Support The Moscow Times!

Ruble Slides on Ukraine Conflict Fears

Currency hits new low for 2021 as stand-off over Ukraine intensifies.

The ruble is trading at its lowest level since the U.S. election last November. Sophia Sandurskaya / Moskva News Agency

The Russian ruble has slid to its lowest level against the dollar in five months as fears of a possible escalation of conflict in eastern Ukraine grow.

The ruble has lost 2% against the U.S. dollar since the start of the week and is now trading at 77.7 against the currency — its lowest level since the U.S. election last November.

Concerns over Russia’s apparent military buildup near the conflict zone in eastern Ukraine and on the Crimean peninsula have led to a sharp increase in the possibility of the simmering conflict escalating, analysts say.
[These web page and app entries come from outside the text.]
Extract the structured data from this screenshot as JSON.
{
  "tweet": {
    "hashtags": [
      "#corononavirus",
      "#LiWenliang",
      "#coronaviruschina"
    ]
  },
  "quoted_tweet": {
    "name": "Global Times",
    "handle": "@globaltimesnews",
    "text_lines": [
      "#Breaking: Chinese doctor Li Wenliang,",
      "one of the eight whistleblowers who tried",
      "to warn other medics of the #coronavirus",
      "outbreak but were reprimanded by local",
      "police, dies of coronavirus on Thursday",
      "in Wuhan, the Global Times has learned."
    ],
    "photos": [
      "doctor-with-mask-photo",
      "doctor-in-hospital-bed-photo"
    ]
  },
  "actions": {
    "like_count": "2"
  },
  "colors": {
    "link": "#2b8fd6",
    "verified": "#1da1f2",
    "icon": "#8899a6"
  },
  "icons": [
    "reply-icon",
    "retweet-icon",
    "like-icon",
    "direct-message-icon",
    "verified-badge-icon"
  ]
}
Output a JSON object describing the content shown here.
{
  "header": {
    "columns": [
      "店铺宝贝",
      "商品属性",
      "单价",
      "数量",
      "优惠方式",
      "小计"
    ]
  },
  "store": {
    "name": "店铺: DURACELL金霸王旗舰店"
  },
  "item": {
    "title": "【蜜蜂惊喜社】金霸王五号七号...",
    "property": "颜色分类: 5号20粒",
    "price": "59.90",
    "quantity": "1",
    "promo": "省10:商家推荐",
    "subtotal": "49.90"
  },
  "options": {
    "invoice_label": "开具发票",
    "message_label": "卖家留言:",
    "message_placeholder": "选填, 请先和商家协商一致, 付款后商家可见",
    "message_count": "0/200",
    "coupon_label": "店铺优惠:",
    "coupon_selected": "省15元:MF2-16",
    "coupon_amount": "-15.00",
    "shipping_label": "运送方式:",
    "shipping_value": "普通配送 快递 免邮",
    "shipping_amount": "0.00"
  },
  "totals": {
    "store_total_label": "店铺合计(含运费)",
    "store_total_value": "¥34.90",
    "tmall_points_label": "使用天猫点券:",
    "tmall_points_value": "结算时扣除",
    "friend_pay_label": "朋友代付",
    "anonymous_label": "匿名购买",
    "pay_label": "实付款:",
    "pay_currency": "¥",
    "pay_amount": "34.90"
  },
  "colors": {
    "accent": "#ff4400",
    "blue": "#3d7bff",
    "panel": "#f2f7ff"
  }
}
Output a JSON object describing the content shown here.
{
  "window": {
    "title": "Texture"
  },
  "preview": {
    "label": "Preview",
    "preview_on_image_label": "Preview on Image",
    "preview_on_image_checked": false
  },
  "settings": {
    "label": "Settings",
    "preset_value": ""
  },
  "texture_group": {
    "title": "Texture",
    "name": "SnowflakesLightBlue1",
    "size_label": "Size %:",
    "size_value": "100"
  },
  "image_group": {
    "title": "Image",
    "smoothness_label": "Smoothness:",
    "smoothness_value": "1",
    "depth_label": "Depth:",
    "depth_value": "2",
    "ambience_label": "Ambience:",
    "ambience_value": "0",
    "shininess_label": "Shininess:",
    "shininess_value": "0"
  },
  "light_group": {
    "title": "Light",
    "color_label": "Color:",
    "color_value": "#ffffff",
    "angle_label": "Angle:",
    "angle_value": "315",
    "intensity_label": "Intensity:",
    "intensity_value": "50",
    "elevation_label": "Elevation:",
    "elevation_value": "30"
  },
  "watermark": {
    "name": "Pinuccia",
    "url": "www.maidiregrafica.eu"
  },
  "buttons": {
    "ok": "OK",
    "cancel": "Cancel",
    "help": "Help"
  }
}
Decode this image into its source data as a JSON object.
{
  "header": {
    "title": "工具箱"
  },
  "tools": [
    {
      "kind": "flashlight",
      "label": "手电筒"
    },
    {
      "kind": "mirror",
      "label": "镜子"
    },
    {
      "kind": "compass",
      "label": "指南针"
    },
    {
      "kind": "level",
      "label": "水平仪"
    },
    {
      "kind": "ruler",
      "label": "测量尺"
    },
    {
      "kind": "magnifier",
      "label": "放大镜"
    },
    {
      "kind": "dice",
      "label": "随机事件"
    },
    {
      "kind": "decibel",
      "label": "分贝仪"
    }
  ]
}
Western governments have warned Russia against intimidating Ukraine and pledged their full backing for Kiev. Ukrainian President Volodymyr Zelenskiy has urged the NATO military alliance to advance talks about possible membership — a move which triggered anger and rebukes from Moscow, which is vehemently opposed to NATO enlargement.

“The ruble is losing control,” Dmitry Babin, analyst at BCS Investment said, pointing to the currency’s slide despite stability in both oil prices and other emerging market currencies. 

Even if the stand-off does not result in a fresh round of hostilities in the Donbass, BCS analysts said the crisis could trigger the U.S. to take a tougher line on sanctions against Russia — still under consideration in response to the poisoning and jailing of Kremlin critic Alexei Navalny — than the Biden administration might have opted for without the confrontation.

The Russian stock market has also fallen 2% this week in dollar terms, missing out on a mini-rally on global markets that has taken U.S. indices to fresh record highs. 

… we have a small favor to ask. As you may have heard, The Moscow Times, an independent news source for over 30 years, has been unjustly branded as a "foreign agent" by the Russian government. This blatant attempt to silence our voice is a direct assault on the integrity of journalism and the values we hold dear.

We, the journalists of The Moscow Times, refuse to be silenced. Our commitment to providing accurate and unbiased reporting on Russia remains unshaken. But we need your help to continue our critical mission.

Your support, no matter how small, makes a world of difference. If you can, please support us monthly starting from just $2. It's quick to set up, and you can be confident that you're making a significant impact every month by supporting open, independent journalism. Thank you.

Once
Monthly
Annual
Continue
paiment methods
Not ready to support today?
Remind me later.

Read more